As professional employment, for which there are many candidates, must be courted rather than shunned as irksome, Mr. Millikin was left with ample leisure to indulge his taste for literature and the fine arts; and, in 1795, several poetical contributions from his pen were printed in the "Monthly Miscellany," a Cork magazine. In April 1797, he published, jointly with his sister-a lady who had distinguished herself by some historical novels"The Casket, or Hesperian Magazine," which appeared monthly until February 1798, when the political circumstances of Ireland terminated its existence.
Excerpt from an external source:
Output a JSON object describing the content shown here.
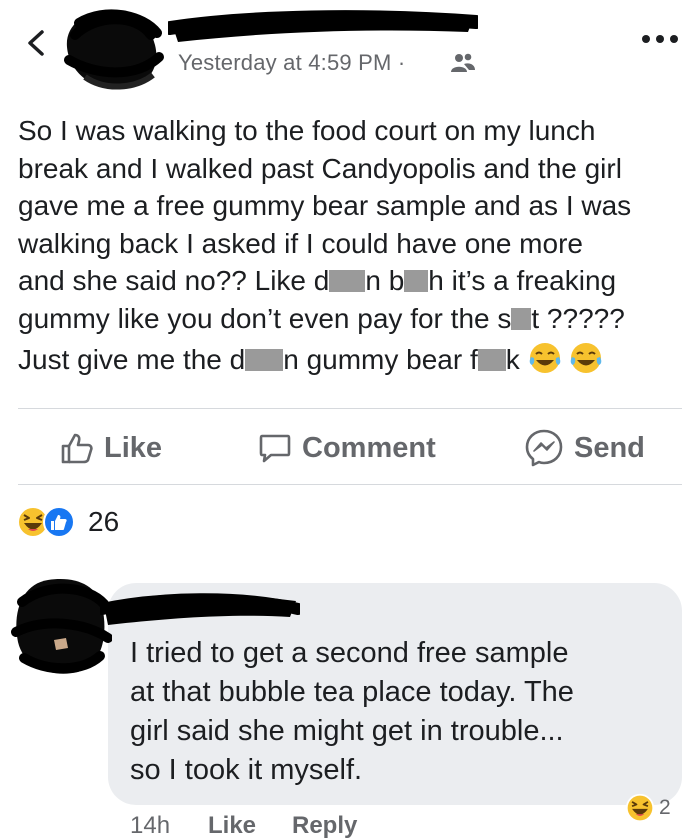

On the breaking out of the rebellion, Mr. Millikin zealously joined the Royal Cork Volunteers, and soon became a conspicuous member of that corps. He was subsequently, by the exertions of his pen and pencil, an active promoter of various benevolent objects in Cork. In 1807, he published "The Riverside," a poem, in blank verse; and, in 1810, a little tale called "The Slave of Surinam." During the spring of 1815, the foundation was laid by him of a Society for the Promotion of the Fine Arts in Cork, which followed an exhibition of his drawings, combined with the works of a few amateur friends and artists of that city. Mr. Millikin's death was caused by water on the chest, and occurred, after a short illness, on

the 16th December, 1815. He was buried with a public funeral at Douglas, near Cork, and his loss deplored as a general calamity.

A little volume, entitled "Poetical Fragments of the late Richard Alfred Millikin, with an authentic Memoir of his Life," was printed by subscription in 1823; and prefixed to it is a portrait, which was a good likeness of what the author must have been in the prime of life. Previous to this publication, all Mr. Millikin's papers were given by his widow, now no more, to the Editor, with the request that nothing unworthy of the memory of her husband should be published.

The Editor has only to add to this sacred trust, that, to the best of his judgment, if every line of the manuscripts thus placed in his hands were printed, nothing would appear injurious to the reputation of the witty head and warm heart of " honest Dick Millikin."

Had I the tun which Bacchus used,
I'd sit on it all day;

For, while a can it ne'er refused,
He nothing had to pay.

I'd turn the cock from morn to eve,
Nor think it toil or trouble;
But I'd contrive, you may believe,
To make it carry double.

My friend should sit as well as I,
And take a jovial pot;

For he who drinks-although he's dry-
Alone, is sure a sot.

But since the tun which Bacchus used
We have not here-what then?
ince god-like toping is refused,
Let's drink like honest men.

And let that churl, old Bacchus, sit,
Who envies him his wine?
While mortal fellowship and wit
Makes whisky more divine.


A true Irishman says of his whisky as Boniface does of his "Anno Domini,"—" I have ate my ale, drank my ale, and I always sleep upon ale." So an Irishman, after the eating and drinking of his whisky is over, always sleeps upon it, which "parting glass," as it has been affectionately termed, is distinguished as "the nightcap."

With a nightcap of this manufacture, it has been already asserted (p. 82), that

"Neither frost, snow, nor rain, any harm can do me;
The hedge is my pillow, my blanket the sky."

The burlesque, classical, little jeu d'esprit here given, appeared in a Dublin newspaper or magazine, about the year 1820, and was recited to the Editor by a friend, who informed him that the author was Mr. Thomas Hamblin Porter, elected a Scholar of Trinity College, Dublin, in 1817.

The Bog of Allen, from whence the nectar, patronised

« ZurückWeiter »